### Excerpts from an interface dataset
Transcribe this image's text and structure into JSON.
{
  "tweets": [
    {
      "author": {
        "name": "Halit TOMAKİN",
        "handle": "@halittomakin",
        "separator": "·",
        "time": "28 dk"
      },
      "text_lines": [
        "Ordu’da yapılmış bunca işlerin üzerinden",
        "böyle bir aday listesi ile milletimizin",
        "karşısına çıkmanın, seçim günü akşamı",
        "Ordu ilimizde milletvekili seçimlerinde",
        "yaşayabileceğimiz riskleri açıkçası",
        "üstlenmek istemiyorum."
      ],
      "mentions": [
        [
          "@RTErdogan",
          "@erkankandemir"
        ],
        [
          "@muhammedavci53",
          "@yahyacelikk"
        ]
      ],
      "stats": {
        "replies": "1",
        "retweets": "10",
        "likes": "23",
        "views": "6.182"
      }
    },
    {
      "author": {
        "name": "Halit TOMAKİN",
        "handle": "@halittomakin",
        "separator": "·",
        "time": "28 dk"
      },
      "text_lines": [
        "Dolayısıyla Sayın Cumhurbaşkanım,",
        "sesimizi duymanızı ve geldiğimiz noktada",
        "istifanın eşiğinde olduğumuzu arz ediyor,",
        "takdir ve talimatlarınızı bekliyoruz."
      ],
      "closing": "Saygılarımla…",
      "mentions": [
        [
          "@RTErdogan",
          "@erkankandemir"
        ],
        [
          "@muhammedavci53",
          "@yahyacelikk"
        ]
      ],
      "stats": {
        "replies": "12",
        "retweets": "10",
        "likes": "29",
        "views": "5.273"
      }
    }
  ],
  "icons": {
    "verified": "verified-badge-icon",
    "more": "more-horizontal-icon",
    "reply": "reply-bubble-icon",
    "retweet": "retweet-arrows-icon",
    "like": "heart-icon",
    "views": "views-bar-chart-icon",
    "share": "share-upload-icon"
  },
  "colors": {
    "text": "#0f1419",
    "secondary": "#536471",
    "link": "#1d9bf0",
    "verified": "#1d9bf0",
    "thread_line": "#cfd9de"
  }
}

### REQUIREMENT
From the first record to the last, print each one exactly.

### OUTPUT OF THE EXERCISE
Transcribe this image's text and structure into JSON.
{
  "tweets": [
    {
      "author": {
        "name": "Halit TOMAKİN",
        "handle": "@halittomakin",
        "separator": "·",
        "time": "28 dk"
      },
      "text_lines": [
        "Ordu’da yapılmış bunca işlerin üzerinden",
        "böyle bir aday listesi ile milletimizin",
        "karşısına çıkmanın, seçim günü akşamı",
        "Ordu ilimizde milletvekili seçimlerinde",
        "yaşayabileceğimiz riskleri açıkçası",
        "üstlenmek istemiyorum."
      ],
      "mentions": [
        [
          "@RTErdogan",
          "@erkankandemir"
        ],
        [
          "@muhammedavci53",
          "@yahyacelikk"
        ]
      ],
      "stats": {
        "replies": "1",
        "retweets": "10",
        "likes": "23",
        "views": "6.182"
      }
    },
    {
      "author": {
        "name": "Halit TOMAKİN",
        "handle": "@halittomakin",
        "separator": "·",
        "time": "28 dk"
      },
      "text_lines": [
        "Dolayısıyla Sayın Cumhurbaşkanım,",
        "sesimizi duymanızı ve geldiğimiz noktada",
        "istifanın eşiğinde olduğumuzu arz ediyor,",
        "takdir ve talimatlarınızı bekliyoruz."
      ],
      "closing": "Saygılarımla…",
      "mentions": [
        [
          "@RTErdogan",
          "@erkankandemir"
        ],
        [
          "@muhammedavci53",
          "@yahyacelikk"
        ]
      ],
      "stats": {
        "replies": "12",
        "retweets": "10",
        "likes": "29",
        "views": "5.273"
      }
    }
  ],
  "icons": {
    "verified": "verified-badge-icon",
    "more": "more-horizontal-icon",
    "reply": "reply-bubble-icon",
    "retweet": "retweet-arrows-icon",
    "like": "heart-icon",
    "views": "views-bar-chart-icon",
    "share": "share-upload-icon"
  },
  "colors": {
    "text": "#0f1419",
    "secondary": "#536471",
    "link": "#1d9bf0",
    "verified": "#1d9bf0",
    "thread_line": "#cfd9de"
  }
}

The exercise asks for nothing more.